If a line of the records contains the string "true", copy it out.

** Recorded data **
-- -- --
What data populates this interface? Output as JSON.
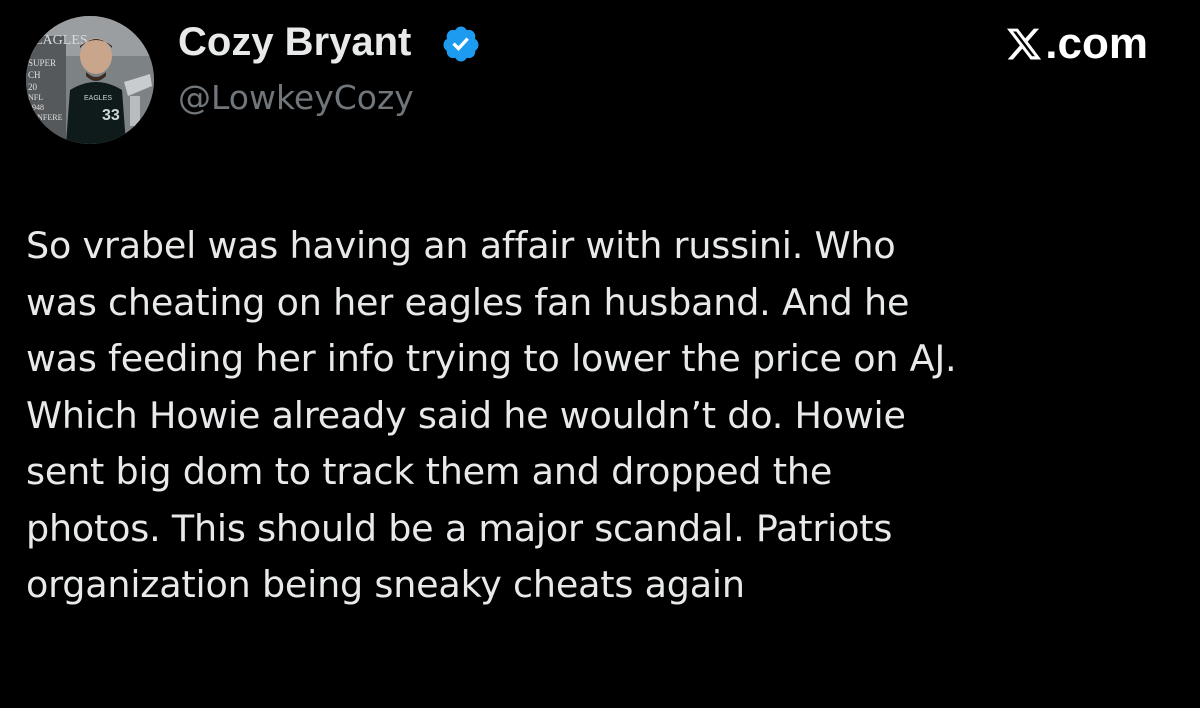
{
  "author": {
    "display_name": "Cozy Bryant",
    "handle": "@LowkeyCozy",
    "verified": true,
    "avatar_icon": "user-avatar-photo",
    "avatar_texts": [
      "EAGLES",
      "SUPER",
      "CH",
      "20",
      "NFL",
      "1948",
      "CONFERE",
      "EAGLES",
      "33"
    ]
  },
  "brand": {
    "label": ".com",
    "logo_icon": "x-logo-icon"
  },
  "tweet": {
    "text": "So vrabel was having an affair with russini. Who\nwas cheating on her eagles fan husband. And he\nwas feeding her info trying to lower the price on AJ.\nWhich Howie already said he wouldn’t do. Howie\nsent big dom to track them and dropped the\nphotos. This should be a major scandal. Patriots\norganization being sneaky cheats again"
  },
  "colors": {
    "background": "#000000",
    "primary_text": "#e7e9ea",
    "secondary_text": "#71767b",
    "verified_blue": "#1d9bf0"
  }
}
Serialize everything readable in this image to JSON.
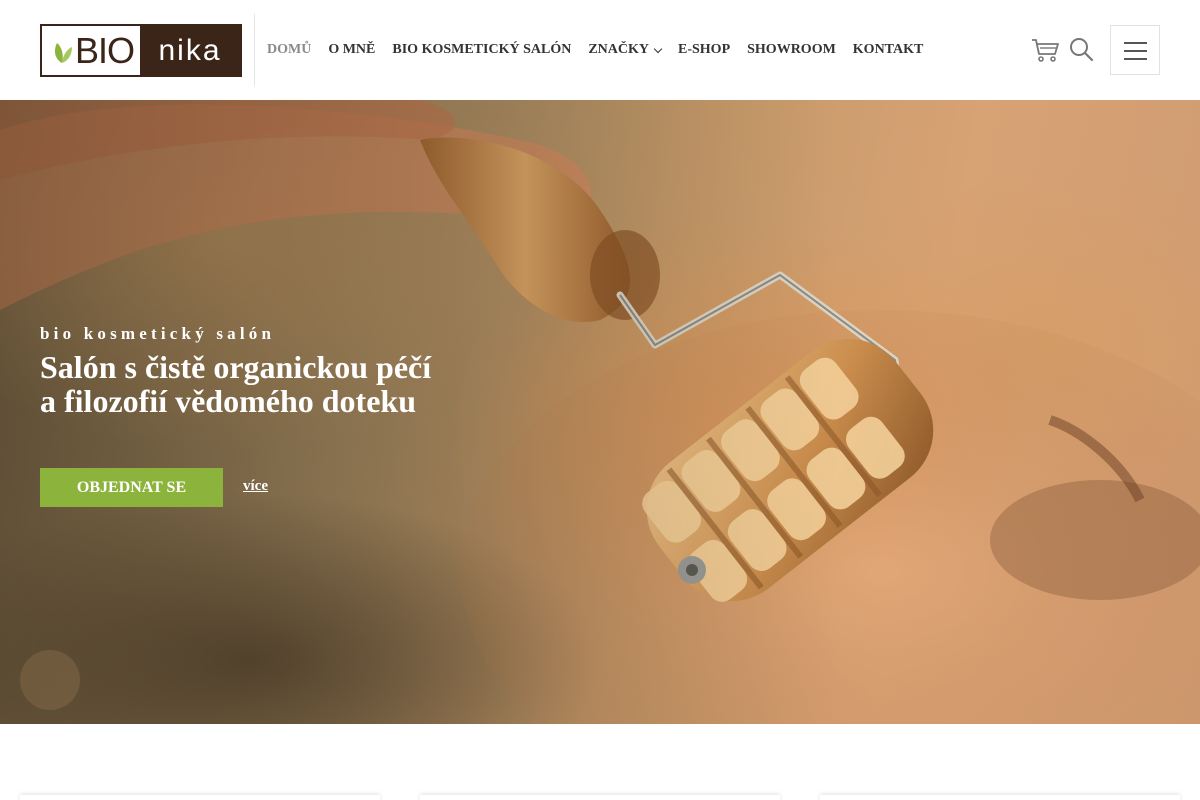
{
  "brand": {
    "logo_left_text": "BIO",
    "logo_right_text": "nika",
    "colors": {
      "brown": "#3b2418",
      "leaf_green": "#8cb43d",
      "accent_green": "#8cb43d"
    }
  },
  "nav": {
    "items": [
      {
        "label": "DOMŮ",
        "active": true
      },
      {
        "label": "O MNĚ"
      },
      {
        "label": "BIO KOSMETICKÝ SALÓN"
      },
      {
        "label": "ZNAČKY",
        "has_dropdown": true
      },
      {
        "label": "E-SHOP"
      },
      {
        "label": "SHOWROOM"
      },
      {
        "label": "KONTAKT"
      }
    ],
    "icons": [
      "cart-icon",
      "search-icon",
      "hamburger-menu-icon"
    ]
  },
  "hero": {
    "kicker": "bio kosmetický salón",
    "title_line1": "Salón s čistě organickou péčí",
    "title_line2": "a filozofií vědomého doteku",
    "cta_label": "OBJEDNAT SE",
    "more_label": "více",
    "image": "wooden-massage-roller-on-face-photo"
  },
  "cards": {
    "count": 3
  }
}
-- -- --
** Task result **
    "verified": true,
        "active": true
        "has_dropdown": true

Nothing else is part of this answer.